I’ve been contemplating this tight rope that we walk, as Christians, when we talk about ourselves.
We can focus on the positives. There’s lots of good reasons to do this. Jesus should make a change in our lives. We should not be ashamed of these changes. When others can see us excelling in a certain area, it gives them something to shoot for and look foreward to.
However, it can also lead to fake, plastic Christians. It can lead to a culture where everybody says that they are doing “great.” Even when they are not, because many of us walk around with this hidden theology: if we are struggling then it reflects somehow on our walk with Christ.
One of the many reasons that it’s tempting to go this route is that it can be really hard to hear somebody asking “How can you not know that yet? Why do you still do that? Why do you struggle with this? You are a ____________ (father, adult, leader, deacon, elder, teacher, pastor, supposedly mature Christian) How can you still struggle with this?”
Sometimes it’s appropriate to ask that question. But it’s never fun to hear it, no matter how gently or lovingly it’s posed. A person who succesfully hides his challenges does not have to answer those questions.

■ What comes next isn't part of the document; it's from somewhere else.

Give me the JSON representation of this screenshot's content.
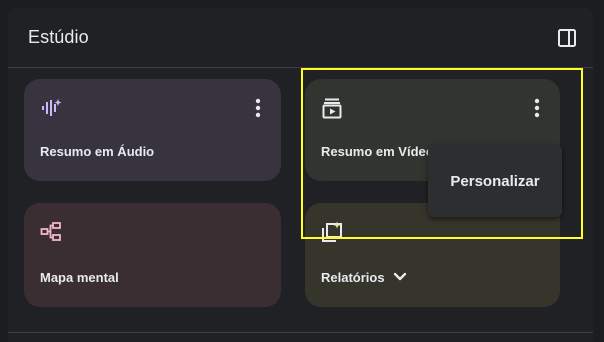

But the stakes become pretty high when we start to overemphasize our strengths. It can be easy to work harder and harder at not being found out. We fear (and for good reason) that we’ll impugn the whole of our testimony if who we really are is found out.
On the other hand, if we over emphasize our struggles, we also wander into a mine field. It can be legitimate to ask, “Jiust what work is Jesus doing in their life? What’s the point of becoming a Christian at all? Look at that dude, how has it helped him?”
Sometimes, I think we can tend to wallow in our weaknesses. We emergent Christians tend to not have very good boundaries. Some of us just vomit up all our struggles in the wrong place and time. A thing I’m trying to navigate– and I’d love your insight on– is this:
How can we discern when discussing our struggles is productive, and when discussing our struggles is just going to emphasize them, enhance them, increase them?
There’s this unspoken belief, that we should talk about everything.
That’s probably true. But it doesn’t follow that we should talk about everything all the time. There is a point that we need to put away our sadness, depression, and challenges. There comes a time when we just make things worse by focusing on them, over and over and over again.
How do we know when that time is?
I think much of these tensions are resolved by recognizing that all “our” accomplishments are through Christ.
If it appears that I have conquered a thing, I don’t deserve any credit. It’s Christ in me that really accomplished it. And when I am still struggling with a thing, it’s only Christ in me that will end my struggles.